HOW TO STAY SAFE: If you’re a cyclist, make sure the seat height is appropriate -- not too high or low -- says Trowbridge. In a cycling class, ask the instructor to help you adjust the height of the seat as well as find the right location that places your torso in an ideal position. “You want to be able to just reach the bar without feeling all bunched up,” she says. Runners should do a short walking warm-up before starting to run and make sure they replace worn-out shoes. Also, avoid running on concrete and, if you run on a track, change directions regularly.

Biceps Tendinitis

Pain in front of the shoulder and upper-arm weakness may be a sign of tendinitis, an overuse injury that typically occurs from repetitive motions, although in some instances it can happen as the result of a sudden injury to the tendon. Weightlifting, swimming, tennis and golf can all cause biceps tendinitis. Biceps tendinitis refers to the inflammation of a tendon that attaches your upper biceps muscle to the bones of the shoulder.. You’ll feel pain and tenderness in the front of the shoulder that worsens with overhead lifting. Pain may also move down the upper arm bone and you may feel an occasional snapping in the shoulder.

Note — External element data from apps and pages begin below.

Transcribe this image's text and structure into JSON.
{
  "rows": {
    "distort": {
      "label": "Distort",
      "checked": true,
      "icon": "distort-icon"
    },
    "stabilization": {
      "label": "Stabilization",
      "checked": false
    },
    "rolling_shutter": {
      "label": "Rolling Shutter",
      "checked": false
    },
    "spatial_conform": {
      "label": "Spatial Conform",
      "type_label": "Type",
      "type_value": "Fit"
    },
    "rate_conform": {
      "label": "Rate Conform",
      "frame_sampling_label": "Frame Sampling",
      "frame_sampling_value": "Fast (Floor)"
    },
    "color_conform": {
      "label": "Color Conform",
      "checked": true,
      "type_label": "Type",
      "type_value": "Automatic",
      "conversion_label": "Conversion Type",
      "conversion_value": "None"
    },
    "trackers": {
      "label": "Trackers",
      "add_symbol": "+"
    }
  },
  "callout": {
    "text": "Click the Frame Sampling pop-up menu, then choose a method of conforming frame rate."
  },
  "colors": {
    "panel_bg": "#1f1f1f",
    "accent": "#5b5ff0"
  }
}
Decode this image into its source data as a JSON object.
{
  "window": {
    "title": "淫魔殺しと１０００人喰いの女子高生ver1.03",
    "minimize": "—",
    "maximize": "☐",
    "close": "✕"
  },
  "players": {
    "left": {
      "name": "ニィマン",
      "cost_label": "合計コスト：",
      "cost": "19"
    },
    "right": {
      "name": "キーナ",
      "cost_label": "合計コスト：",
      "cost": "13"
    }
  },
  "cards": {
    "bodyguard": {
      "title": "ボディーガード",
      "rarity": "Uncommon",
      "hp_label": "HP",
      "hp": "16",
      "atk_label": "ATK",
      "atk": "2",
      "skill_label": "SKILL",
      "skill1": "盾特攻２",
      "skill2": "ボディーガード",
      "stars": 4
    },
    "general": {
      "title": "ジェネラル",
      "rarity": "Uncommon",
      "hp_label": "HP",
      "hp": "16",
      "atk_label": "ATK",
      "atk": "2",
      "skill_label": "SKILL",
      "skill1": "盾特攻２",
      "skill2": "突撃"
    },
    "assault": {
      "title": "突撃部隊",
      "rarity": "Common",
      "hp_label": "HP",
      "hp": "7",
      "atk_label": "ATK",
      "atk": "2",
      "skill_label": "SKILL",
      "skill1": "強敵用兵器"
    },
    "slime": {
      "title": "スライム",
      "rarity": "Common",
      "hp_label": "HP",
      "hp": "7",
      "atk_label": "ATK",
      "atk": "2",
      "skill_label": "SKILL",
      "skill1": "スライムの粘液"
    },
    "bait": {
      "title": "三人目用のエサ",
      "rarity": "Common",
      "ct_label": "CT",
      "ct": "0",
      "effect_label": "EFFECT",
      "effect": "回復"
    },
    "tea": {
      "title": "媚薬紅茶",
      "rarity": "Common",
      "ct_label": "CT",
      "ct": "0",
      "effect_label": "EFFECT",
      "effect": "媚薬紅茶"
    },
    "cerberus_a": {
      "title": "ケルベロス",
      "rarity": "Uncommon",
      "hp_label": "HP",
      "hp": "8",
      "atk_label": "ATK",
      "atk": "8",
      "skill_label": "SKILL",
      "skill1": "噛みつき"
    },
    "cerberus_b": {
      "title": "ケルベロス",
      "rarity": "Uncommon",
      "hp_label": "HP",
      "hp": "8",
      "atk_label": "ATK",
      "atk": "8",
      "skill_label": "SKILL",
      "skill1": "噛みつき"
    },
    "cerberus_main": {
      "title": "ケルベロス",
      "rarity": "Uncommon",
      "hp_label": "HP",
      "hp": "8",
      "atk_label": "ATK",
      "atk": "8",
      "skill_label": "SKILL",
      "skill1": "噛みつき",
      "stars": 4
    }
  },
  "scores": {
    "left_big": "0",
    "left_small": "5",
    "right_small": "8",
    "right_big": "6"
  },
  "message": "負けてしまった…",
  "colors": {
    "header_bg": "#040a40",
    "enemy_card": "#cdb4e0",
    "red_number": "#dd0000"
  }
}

HOW TO STAY SAFE: Cross-train by varying your activities to avoid repetitive overhead movements, and make sure to take enough rest time between workouts. Check your posture, since poor posture increases the risk of biceps tendinitis, says Geier.

Glenoid Labrum Tear

Clicking sounds and uncomfortable catching sensations deep in the shoulder during bench presses or military (overhead shoulder) presses may be symptoms of a glenoid labrum tear, says orthopedic surgeon David Geier. “This refers to a tear in the cartilage bumper that surrounds the glenoid, the socket of the ball-and-socket joint.” Labral tears can result from overuse or a direct injury to the shoulder, such as falling and landing on an outstretched hand. An unstable shoulder that slips and dislocates can also cause a labral tear. When you injury during work out, it is also very important to go to a doctor in time, so take cell phone or Medicinal oils in the running belts is necessary.